Return, word for word, every entry in the listing below, but not its images.
========
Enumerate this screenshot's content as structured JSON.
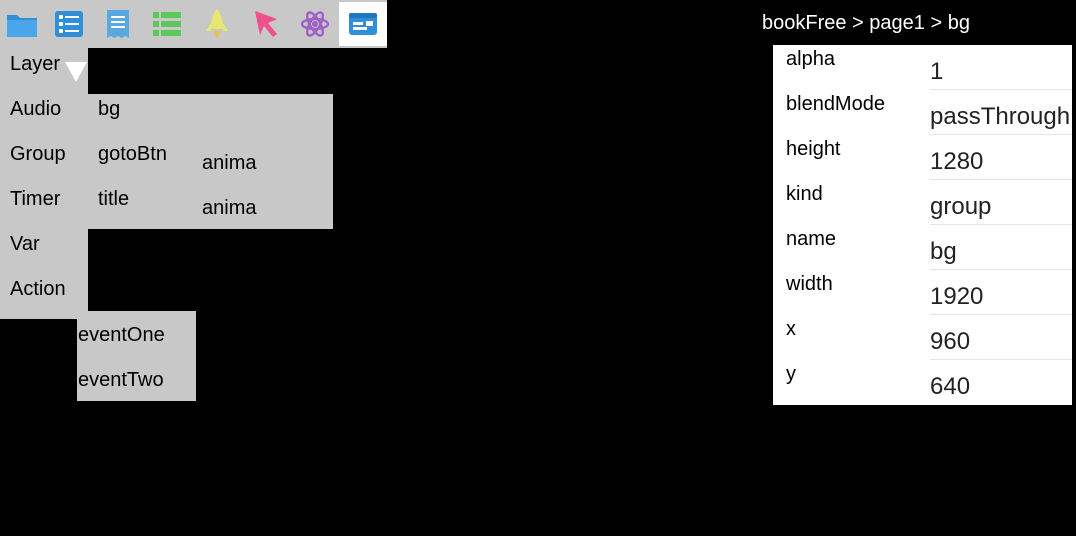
{
  "toolbar": {
    "tools": [
      {
        "icon": "folder-icon",
        "color": "#2f8fd8"
      },
      {
        "icon": "list-icon",
        "color": "#2f8fd8"
      },
      {
        "icon": "receipt-icon",
        "color": "#5aa8e0"
      },
      {
        "icon": "green-list-icon",
        "color": "#5cc85c"
      },
      {
        "icon": "rocket-icon",
        "color": "#e8e870"
      },
      {
        "icon": "cursor-arrow-icon",
        "color": "#f0508c"
      },
      {
        "icon": "atom-icon",
        "color": "#a060c8"
      },
      {
        "icon": "window-panel-icon",
        "color": "#2f8fd8",
        "active": true
      }
    ]
  },
  "menu": {
    "layer": "Layer",
    "audio": "Audio",
    "group": "Group",
    "timer": "Timer",
    "var": "Var",
    "action": "Action"
  },
  "layers": {
    "bg": "bg",
    "gotoBtn": "gotoBtn",
    "title": "title",
    "anima1": "anima",
    "anima2": "anima"
  },
  "events": {
    "one": "eventOne",
    "two": "eventTwo"
  },
  "breadcrumb": "bookFree > page1 > bg",
  "properties": [
    {
      "key": "alpha",
      "value": "1"
    },
    {
      "key": "blendMode",
      "value": "passThrough"
    },
    {
      "key": "height",
      "value": "1280"
    },
    {
      "key": "kind",
      "value": "group"
    },
    {
      "key": "name",
      "value": "bg"
    },
    {
      "key": "width",
      "value": "1920"
    },
    {
      "key": "x",
      "value": "960"
    },
    {
      "key": "y",
      "value": "640"
    }
  ]
}
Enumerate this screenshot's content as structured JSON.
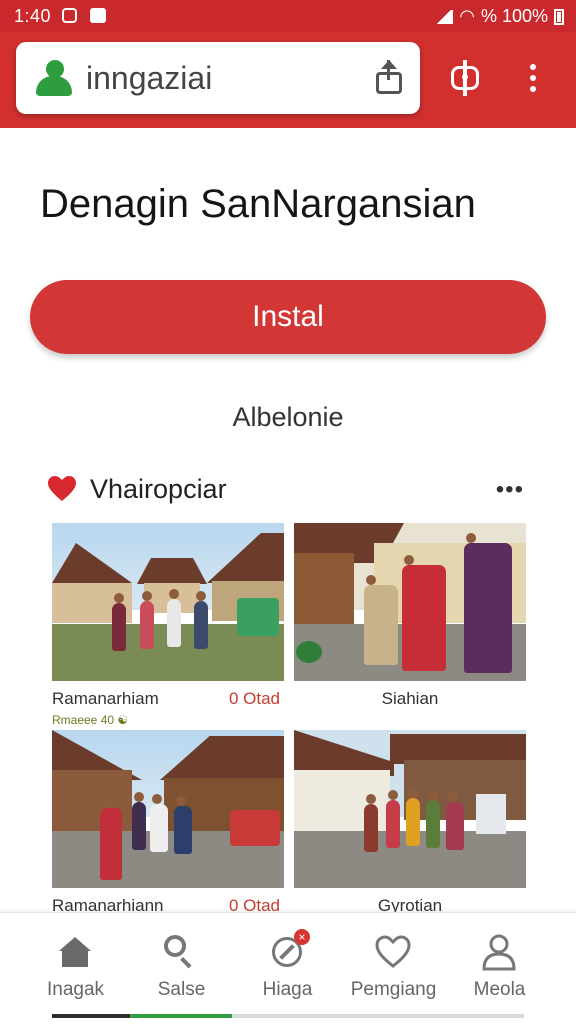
{
  "status_bar": {
    "time": "1:40",
    "battery_text": "% 100%"
  },
  "browser": {
    "url_text": "inngaziai",
    "accent": "#d2302f"
  },
  "app": {
    "title": "Denagin SanNargansian",
    "install_label": "Instal",
    "sub_label": "Albelonie"
  },
  "section": {
    "title": "Vhairopciar",
    "more_label": "•••"
  },
  "cards": [
    {
      "left": "Ramanarhiam",
      "right": "0 Otad",
      "center": "",
      "tags": "Rmaeee 40 ☯"
    },
    {
      "left": "",
      "right": "",
      "center": "Siahian",
      "tags": ""
    },
    {
      "left": "Ramanarhiann",
      "right": "0 Otad",
      "center": "",
      "tags": ""
    },
    {
      "left": "",
      "right": "",
      "center": "Gyrotian",
      "tags": ""
    }
  ],
  "bottom_nav": [
    {
      "label": "Inagak",
      "icon": "home-icon"
    },
    {
      "label": "Salse",
      "icon": "search-icon"
    },
    {
      "label": "Hiaga",
      "icon": "edit-icon"
    },
    {
      "label": "Pemgiang",
      "icon": "heart-icon"
    },
    {
      "label": "Meola",
      "icon": "profile-icon"
    }
  ],
  "scroll_progress": 0.3
}
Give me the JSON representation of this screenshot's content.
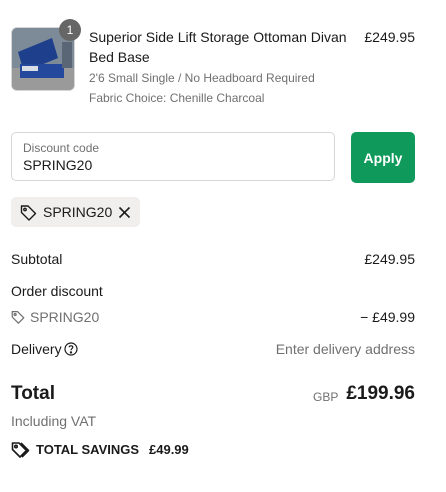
{
  "product": {
    "quantity": "1",
    "title": "Superior Side Lift Storage Ottoman Divan Bed Base",
    "price": "£249.95",
    "variant_size": "2'6 Small Single / No Headboard Required",
    "variant_fabric": "Fabric Choice: Chenille Charcoal"
  },
  "discount": {
    "field_label": "Discount code",
    "field_value": "SPRING20",
    "apply_label": "Apply",
    "applied_code": "SPRING20"
  },
  "summary": {
    "subtotal_label": "Subtotal",
    "subtotal_value": "£249.95",
    "order_discount_label": "Order discount",
    "discount_code": "SPRING20",
    "discount_value": "− £49.99",
    "delivery_label": "Delivery",
    "delivery_value": "Enter delivery address",
    "total_label": "Total",
    "currency": "GBP",
    "total_value": "£199.96",
    "vat_note": "Including VAT",
    "savings_label": "TOTAL SAVINGS",
    "savings_value": "£49.99"
  },
  "colors": {
    "accent": "#0f9a5c",
    "muted_text": "#707070",
    "chip_bg": "#f1eeee"
  },
  "icons": [
    "tag-icon",
    "close-icon",
    "help-circle-icon",
    "savings-tag-icon"
  ]
}
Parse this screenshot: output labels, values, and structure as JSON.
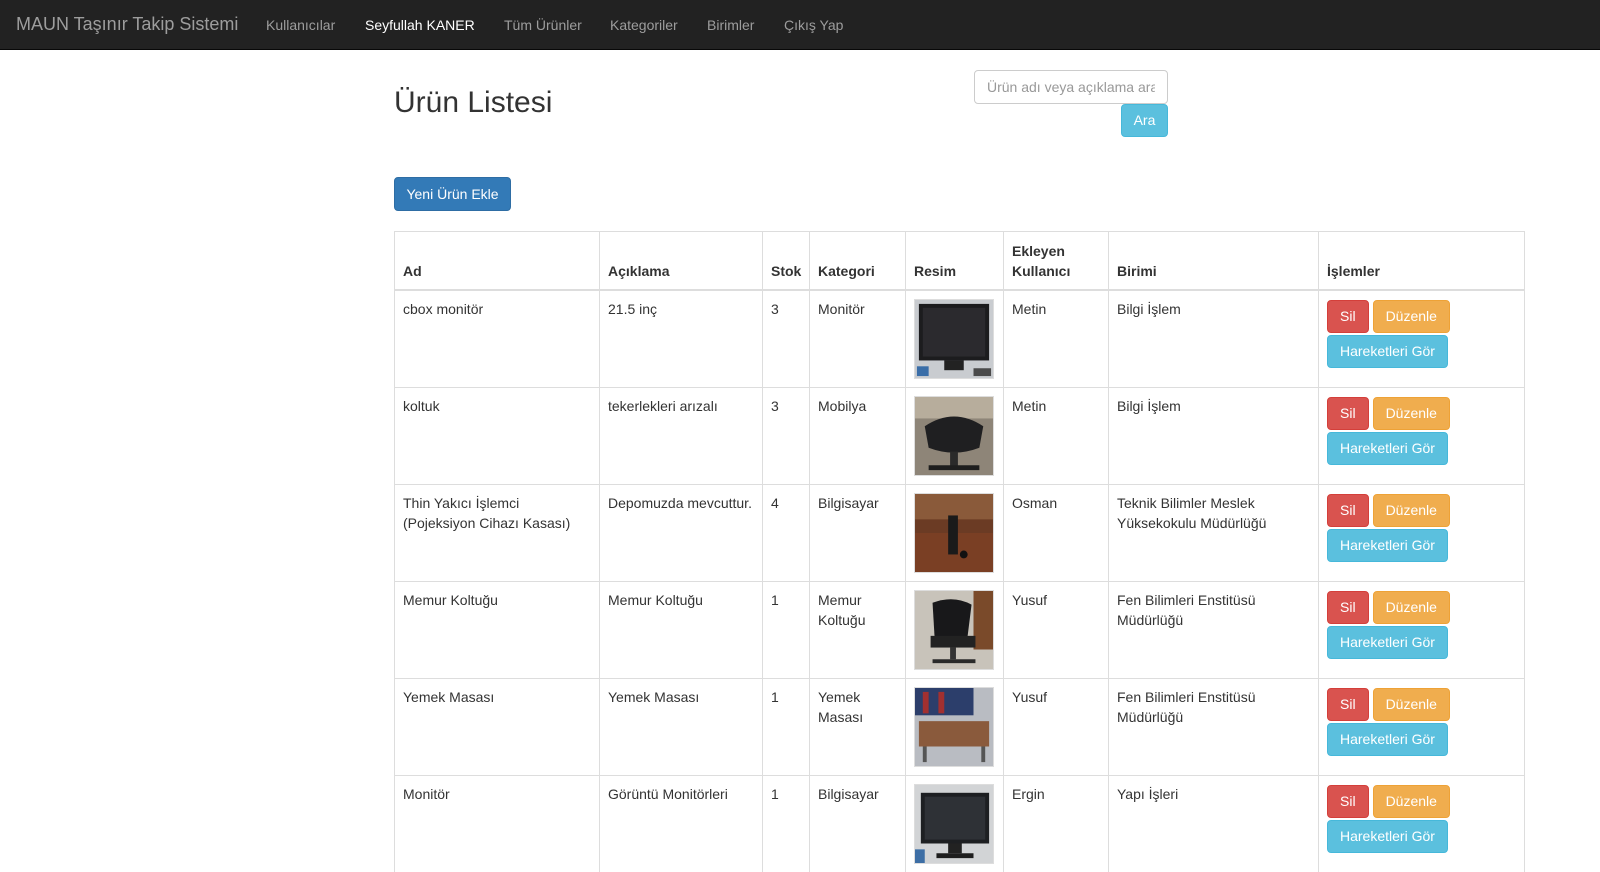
{
  "navbar": {
    "brand": "MAUN Taşınır Takip Sistemi",
    "links": [
      "Kullanıcılar",
      "Seyfullah KANER",
      "Tüm Ürünler",
      "Kategoriler",
      "Birimler",
      "Çıkış Yap"
    ]
  },
  "page": {
    "title": "Ürün Listesi",
    "search_placeholder": "Ürün adı veya açıklama ara",
    "search_button": "Ara",
    "add_button": "Yeni Ürün Ekle"
  },
  "table": {
    "headers": [
      "Ad",
      "Açıklama",
      "Stok",
      "Kategori",
      "Resim",
      "Ekleyen Kullanıcı",
      "Birimi",
      "İşlemler"
    ],
    "actions": {
      "delete": "Sil",
      "edit": "Düzenle",
      "movements": "Hareketleri Gör"
    },
    "rows": [
      {
        "name": "cbox monitör",
        "desc": "21.5 inç",
        "stock": "3",
        "category": "Monitör",
        "user": "Metin",
        "unit": "Bilgi İşlem"
      },
      {
        "name": "koltuk",
        "desc": "tekerlekleri arızalı",
        "stock": "3",
        "category": "Mobilya",
        "user": "Metin",
        "unit": "Bilgi İşlem"
      },
      {
        "name": "Thin Yakıcı İşlemci (Pojeksiyon Cihazı Kasası)",
        "desc": "Depomuzda mevcuttur.",
        "stock": "4",
        "category": "Bilgisayar",
        "user": "Osman",
        "unit": "Teknik Bilimler Meslek Yüksekokulu Müdürlüğü"
      },
      {
        "name": "Memur Koltuğu",
        "desc": "Memur Koltuğu",
        "stock": "1",
        "category": "Memur Koltuğu",
        "user": "Yusuf",
        "unit": "Fen Bilimleri Enstitüsü Müdürlüğü"
      },
      {
        "name": "Yemek Masası",
        "desc": "Yemek Masası",
        "stock": "1",
        "category": "Yemek Masası",
        "user": "Yusuf",
        "unit": "Fen Bilimleri Enstitüsü Müdürlüğü"
      },
      {
        "name": "Monitör",
        "desc": "Görüntü Monitörleri",
        "stock": "1",
        "category": "Bilgisayar",
        "user": "Ergin",
        "unit": "Yapı İşleri"
      }
    ]
  }
}
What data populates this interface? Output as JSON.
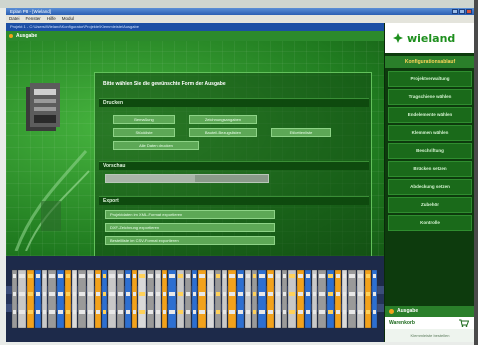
{
  "window": {
    "title": "Eplan P8 - [Wieland]",
    "menu": [
      "Datei",
      "Fenster",
      "Hilfe",
      "Modul"
    ],
    "address": "Projekt 1 - C:\\Users\\Wieland\\Konfigurator\\Projekte\\Klemmleiste\\Ausgabe"
  },
  "panel": {
    "title": "Ausgabe"
  },
  "dialog": {
    "prompt": "Bitte wählen Sie die gewünschte Form der Ausgabe",
    "sections": {
      "print": "Drucken",
      "print_preview": "Vorschau",
      "export": "Export"
    },
    "print_buttons": [
      "Bemaßung",
      "Zeichnungsangaben",
      "Stückliste",
      "Bauteil-Bezugslisten",
      "Etikettenliste",
      "Alle Daten drucken"
    ],
    "progress_value": 0.55,
    "export_buttons": [
      "Projektdaten im XML-Format exportieren",
      "DXF-Zeichnung exportieren",
      "Bestellliste im CSV-Format exportieren"
    ]
  },
  "sidebar": {
    "brand": "wieland",
    "header": "Konfigurationsablauf",
    "items": [
      "Projektverwaltung",
      "Tragschiene wählen",
      "Endelemente wählen",
      "Klemmen wählen",
      "Beschriftung",
      "Brücken setzen",
      "Abdeckung setzen",
      "Zubehör",
      "Kontrolle"
    ],
    "output_label": "Ausgabe",
    "cart_label": "Warenkorb",
    "cart_sub": "Klemmleiste bestellen"
  },
  "colors": {
    "accent": "#2a7f2a",
    "highlight": "#f2a21c",
    "brand": "#1e8f1e"
  }
}
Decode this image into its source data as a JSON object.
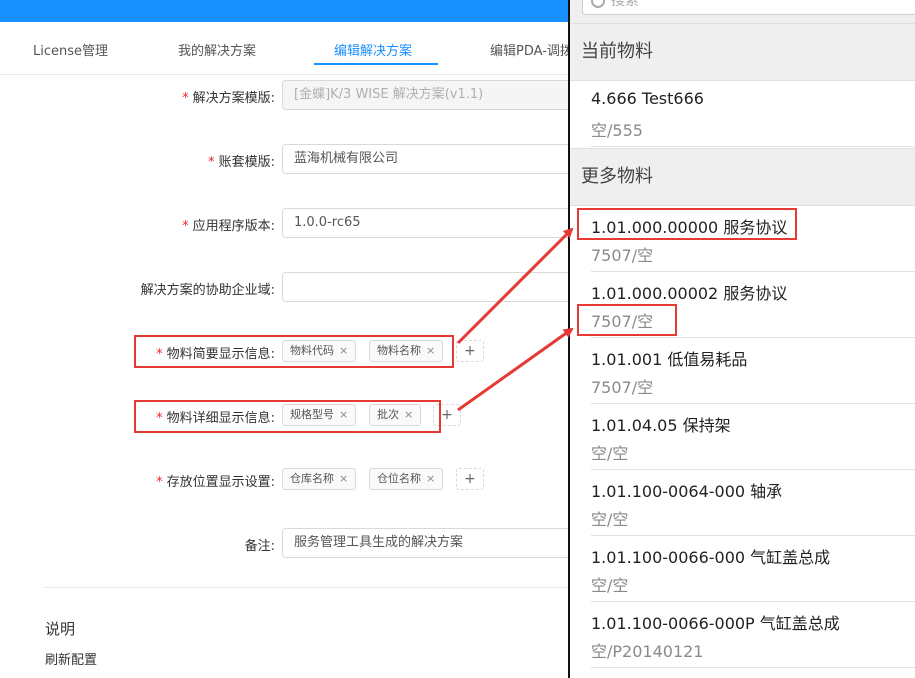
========
▸ Response to this exercise:
Enumerate this screenshot's content as structured JSON.
{
  "toolbar": {
    "tools": [
      {
        "icon": "folder-icon",
        "color": "#2f8fd8"
      },
      {
        "icon": "list-icon",
        "color": "#2f8fd8"
      },
      {
        "icon": "receipt-icon",
        "color": "#5aa8e0"
      },
      {
        "icon": "green-list-icon",
        "color": "#5cc85c"
      },
      {
        "icon": "rocket-icon",
        "color": "#e8e870"
      },
      {
        "icon": "cursor-arrow-icon",
        "color": "#f0508c"
      },
      {
        "icon": "atom-icon",
        "color": "#a060c8"
      },
      {
        "icon": "window-panel-icon",
        "color": "#2f8fd8",
        "active": true
      }
    ]
  },
  "menu": {
    "layer": "Layer",
    "audio": "Audio",
    "group": "Group",
    "timer": "Timer",
    "var": "Var",
    "action": "Action"
  },
  "layers": {
    "bg": "bg",
    "gotoBtn": "gotoBtn",
    "title": "title",
    "anima1": "anima",
    "anima2": "anima"
  },
  "events": {
    "one": "eventOne",
    "two": "eventTwo"
  },
  "breadcrumb": "bookFree > page1 > bg",
  "properties": [
    {
      "key": "alpha",
      "value": "1"
    },
    {
      "key": "blendMode",
      "value": "passThrough"
    },
    {
      "key": "height",
      "value": "1280"
    },
    {
      "key": "kind",
      "value": "group"
    },
    {
      "key": "name",
      "value": "bg"
    },
    {
      "key": "width",
      "value": "1920"
    },
    {
      "key": "x",
      "value": "960"
    },
    {
      "key": "y",
      "value": "640"
    }
  ]
}
Enumerate this screenshot's content as structured JSON.
{
  "status_bar": {
    "time": "1:40",
    "battery_text": "% 100%"
  },
  "browser": {
    "url_text": "inngaziai",
    "accent": "#d2302f"
  },
  "app": {
    "title": "Denagin SanNargansian",
    "install_label": "Instal",
    "sub_label": "Albelonie"
  },
  "section": {
    "title": "Vhairopciar",
    "more_label": "•••"
  },
  "cards": [
    {
      "left": "Ramanarhiam",
      "right": "0 Otad",
      "center": "",
      "tags": "Rmaeee 40 ☯"
    },
    {
      "left": "",
      "right": "",
      "center": "Siahian",
      "tags": ""
    },
    {
      "left": "Ramanarhiann",
      "right": "0 Otad",
      "center": "",
      "tags": ""
    },
    {
      "left": "",
      "right": "",
      "center": "Gyrotian",
      "tags": ""
    }
  ],
  "bottom_nav": [
    {
      "label": "Inagak",
      "icon": "home-icon"
    },
    {
      "label": "Salse",
      "icon": "search-icon"
    },
    {
      "label": "Hiaga",
      "icon": "edit-icon"
    },
    {
      "label": "Pemgiang",
      "icon": "heart-icon"
    },
    {
      "label": "Meola",
      "icon": "profile-icon"
    }
  ],
  "scroll_progress": 0.3
}
Give me the JSON representation of this screenshot's content.
{
  "product": {
    "quantity": "1",
    "title": "Superior Side Lift Storage Ottoman Divan Bed Base",
    "price": "£249.95",
    "variant_size": "2'6 Small Single / No Headboard Required",
    "variant_fabric": "Fabric Choice: Chenille Charcoal"
  },
  "discount": {
    "field_label": "Discount code",
    "field_value": "SPRING20",
    "apply_label": "Apply",
    "applied_code": "SPRING20"
  },
  "summary": {
    "subtotal_label": "Subtotal",
    "subtotal_value": "£249.95",
    "order_discount_label": "Order discount",
    "discount_code": "SPRING20",
    "discount_value": "− £49.99",
    "delivery_label": "Delivery",
    "delivery_value": "Enter delivery address",
    "total_label": "Total",
    "currency": "GBP",
    "total_value": "£199.96",
    "vat_note": "Including VAT",
    "savings_label": "TOTAL SAVINGS",
    "savings_value": "£49.99"
  },
  "colors": {
    "accent": "#0f9a5c",
    "muted_text": "#707070",
    "chip_bg": "#f1eeee"
  },
  "icons": [
    "tag-icon",
    "close-icon",
    "help-circle-icon",
    "savings-tag-icon"
  ]
}
Parse this screenshot: output labels, values, and structure as JSON.
{
  "navbar": {
    "brand": "MAUN Taşınır Takip Sistemi",
    "links": [
      "Kullanıcılar",
      "Seyfullah KANER",
      "Tüm Ürünler",
      "Kategoriler",
      "Birimler",
      "Çıkış Yap"
    ]
  },
  "page": {
    "title": "Ürün Listesi",
    "search_placeholder": "Ürün adı veya açıklama ara",
    "search_button": "Ara",
    "add_button": "Yeni Ürün Ekle"
  },
  "table": {
    "headers": [
      "Ad",
      "Açıklama",
      "Stok",
      "Kategori",
      "Resim",
      "Ekleyen Kullanıcı",
      "Birimi",
      "İşlemler"
    ],
    "actions": {
      "delete": "Sil",
      "edit": "Düzenle",
      "movements": "Hareketleri Gör"
    },
    "rows": [
      {
        "name": "cbox monitör",
        "desc": "21.5 inç",
        "stock": "3",
        "category": "Monitör",
        "user": "Metin",
        "unit": "Bilgi İşlem"
      },
      {
        "name": "koltuk",
        "desc": "tekerlekleri arızalı",
        "stock": "3",
        "category": "Mobilya",
        "user": "Metin",
        "unit": "Bilgi İşlem"
      },
      {
        "name": "Thin Yakıcı İşlemci (Pojeksiyon Cihazı Kasası)",
        "desc": "Depomuzda mevcuttur.",
        "stock": "4",
        "category": "Bilgisayar",
        "user": "Osman",
        "unit": "Teknik Bilimler Meslek Yüksekokulu Müdürlüğü"
      },
      {
        "name": "Memur Koltuğu",
        "desc": "Memur Koltuğu",
        "stock": "1",
        "category": "Memur Koltuğu",
        "user": "Yusuf",
        "unit": "Fen Bilimleri Enstitüsü Müdürlüğü"
      },
      {
        "name": "Yemek Masası",
        "desc": "Yemek Masası",
        "stock": "1",
        "category": "Yemek Masası",
        "user": "Yusuf",
        "unit": "Fen Bilimleri Enstitüsü Müdürlüğü"
      },
      {
        "name": "Monitör",
        "desc": "Görüntü Monitörleri",
        "stock": "1",
        "category": "Bilgisayar",
        "user": "Ergin",
        "unit": "Yapı İşleri"
      }
    ]
  }
}
What data populates this interface? Output as JSON.
{
  "window": {
    "title": "Eplan P8 - [Wieland]",
    "menu": [
      "Datei",
      "Fenster",
      "Hilfe",
      "Modul"
    ],
    "address": "Projekt 1 - C:\\Users\\Wieland\\Konfigurator\\Projekte\\Klemmleiste\\Ausgabe"
  },
  "panel": {
    "title": "Ausgabe"
  },
  "dialog": {
    "prompt": "Bitte wählen Sie die gewünschte Form der Ausgabe",
    "sections": {
      "print": "Drucken",
      "print_preview": "Vorschau",
      "export": "Export"
    },
    "print_buttons": [
      "Bemaßung",
      "Zeichnungsangaben",
      "Stückliste",
      "Bauteil-Bezugslisten",
      "Etikettenliste",
      "Alle Daten drucken"
    ],
    "progress_value": 0.55,
    "export_buttons": [
      "Projektdaten im XML-Format exportieren",
      "DXF-Zeichnung exportieren",
      "Bestellliste im CSV-Format exportieren"
    ]
  },
  "sidebar": {
    "brand": "wieland",
    "header": "Konfigurationsablauf",
    "items": [
      "Projektverwaltung",
      "Tragschiene wählen",
      "Endelemente wählen",
      "Klemmen wählen",
      "Beschriftung",
      "Brücken setzen",
      "Abdeckung setzen",
      "Zubehör",
      "Kontrolle"
    ],
    "output_label": "Ausgabe",
    "cart_label": "Warenkorb",
    "cart_sub": "Klemmleiste bestellen"
  },
  "colors": {
    "accent": "#2a7f2a",
    "highlight": "#f2a21c",
    "brand": "#1e8f1e"
  }
}
Decode this image into its source data as a JSON object.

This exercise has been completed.